The mission was never more prosperous | sa, Persis, Julia, the sister of Nereus, and than now, and yet never in greater need of the mother of Rufus. And shall not we help. By disinterested and impartial wit- emulate the example of these christian nesses, the Indian branch of it has been women, to each of whom is ascribed some recently declared, one of the most prosper. attainment or service in the Lord, when ous in the whole of India, and justly en- the gospel has done so much for us—when titled to the distinction of being the great we know that it can, and that it only can preaching mission of the Bengal presidency.' do as much for the countless millions of But its funds are now more depressed than abject and debased women in heathenism ? at any former period of its history: a heavy i Shall we not be amongst the foremost helpdebt has been accumulated, and the pre- ers of that great enterprize whose design is sent income is insufficient to meet its cur- not only generally to bless man, but rent expences.
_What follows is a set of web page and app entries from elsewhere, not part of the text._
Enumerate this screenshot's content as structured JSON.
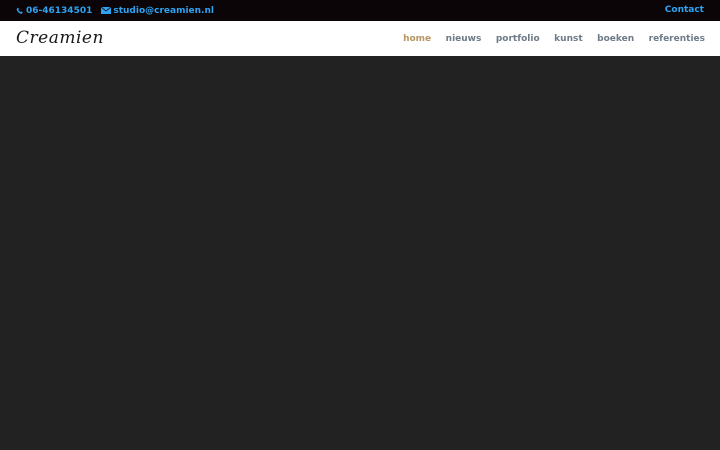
{
  "topbar": {
    "phone": "06-46134501",
    "email": "studio@creamien.nl",
    "contact_label": "Contact"
  },
  "header": {
    "logo": "Creamien"
  },
  "nav": {
    "items": [
      {
        "label": "home",
        "active": true
      },
      {
        "label": "nieuws",
        "active": false
      },
      {
        "label": "portfolio",
        "active": false
      },
      {
        "label": "kunst",
        "active": false
      },
      {
        "label": "boeken",
        "active": false
      },
      {
        "label": "referenties",
        "active": false
      }
    ]
  },
  "colors": {
    "accent": "#2ea3f2",
    "active_nav": "#b79462",
    "nav_text": "#6e7b87",
    "topbar_bg": "#0b0507",
    "hero_bg": "#222222"
  },
  "icons": {
    "phone": "phone-icon",
    "email": "envelope-icon"
  }
}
There is no foreign mis. specially to raise woman-to place her sion belonging to any denomination of in her right position in social life-to christians, that is conducted more economi- banish ignorance from her mind and cally; none that with such limited resources sin from her heart-to qualify her for and has so large an amount of suitable and to bestow upon her domestic happiness-to successful agency in operation. It would make her in the highest sense a "help be an ineffaceable stigma to us as a de- / meet' for man on earth, and to prepare nomination, if we were to allow its opera- her for that higher and purer state where tions to be curtailed through a deficiency every evil shall be banished and every of needful support; and yet unless more good enjoyed ? If we would do this in the adequate support be yielded, this stigma most effectual manner, it is by vigorously must rest upon us. Shall it rest upon us ? sustaining our own honoured mission. We Let every woman's heart in the Connexion | appeal then to you for help in this matter. say, No! and the danger will at once be Time, taste, industry, money, may all find averted. We feel as christian women, that here an appropriate sphere of action. We the mission has imperative and peculiar are anxious that the bazaar may be such as claims upon us. It is to that gospel, which shall enable us to present a handsome donait is established to disseminate, that we tion to the society in its present straitened owe not only those bright hopes and pre. and depressed condition. It will be an honcious blessings of a spiritual nature which our to help it out of its difficulties. Share we enjoy, but our social position, advan then with us the distinction at which we aim. tages and comforts. Where the gospel is We need not particularize the various not known, woman is either the idol or the ways in which assistance may be rendered, slave of man; and there is not so much - works of taste, of utility, of ornament, difference between the two as at first sight in short, any thing that may be disposed might appear. If his idol, it is but for a of for the benefit of the mission, will be brief season, and the only incense that is appropriate and acceptable. We commend